== Task material ==
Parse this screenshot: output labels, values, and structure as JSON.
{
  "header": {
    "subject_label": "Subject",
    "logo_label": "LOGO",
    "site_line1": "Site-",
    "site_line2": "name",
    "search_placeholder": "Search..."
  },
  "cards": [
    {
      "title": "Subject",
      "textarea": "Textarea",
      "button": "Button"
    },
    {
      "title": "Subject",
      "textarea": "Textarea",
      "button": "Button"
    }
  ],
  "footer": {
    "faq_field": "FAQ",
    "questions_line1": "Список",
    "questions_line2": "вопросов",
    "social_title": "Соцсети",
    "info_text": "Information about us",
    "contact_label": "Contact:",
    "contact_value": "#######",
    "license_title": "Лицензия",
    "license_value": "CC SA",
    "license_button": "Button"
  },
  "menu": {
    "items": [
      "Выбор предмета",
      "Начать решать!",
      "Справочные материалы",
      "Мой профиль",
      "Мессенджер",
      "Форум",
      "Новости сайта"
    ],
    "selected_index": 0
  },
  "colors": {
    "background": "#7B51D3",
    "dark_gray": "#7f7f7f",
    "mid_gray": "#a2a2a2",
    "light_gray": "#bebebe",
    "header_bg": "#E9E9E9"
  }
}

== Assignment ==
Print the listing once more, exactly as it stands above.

== Task output ==
Parse this screenshot: output labels, values, and structure as JSON.
{
  "header": {
    "subject_label": "Subject",
    "logo_label": "LOGO",
    "site_line1": "Site-",
    "site_line2": "name",
    "search_placeholder": "Search..."
  },
  "cards": [
    {
      "title": "Subject",
      "textarea": "Textarea",
      "button": "Button"
    },
    {
      "title": "Subject",
      "textarea": "Textarea",
      "button": "Button"
    }
  ],
  "footer": {
    "faq_field": "FAQ",
    "questions_line1": "Список",
    "questions_line2": "вопросов",
    "social_title": "Соцсети",
    "info_text": "Information about us",
    "contact_label": "Contact:",
    "contact_value": "#######",
    "license_title": "Лицензия",
    "license_value": "CC SA",
    "license_button": "Button"
  },
  "menu": {
    "items": [
      "Выбор предмета",
      "Начать решать!",
      "Справочные материалы",
      "Мой профиль",
      "Мессенджер",
      "Форум",
      "Новости сайта"
    ],
    "selected_index": 0
  },
  "colors": {
    "background": "#7B51D3",
    "dark_gray": "#7f7f7f",
    "mid_gray": "#a2a2a2",
    "light_gray": "#bebebe",
    "header_bg": "#E9E9E9"
  }
}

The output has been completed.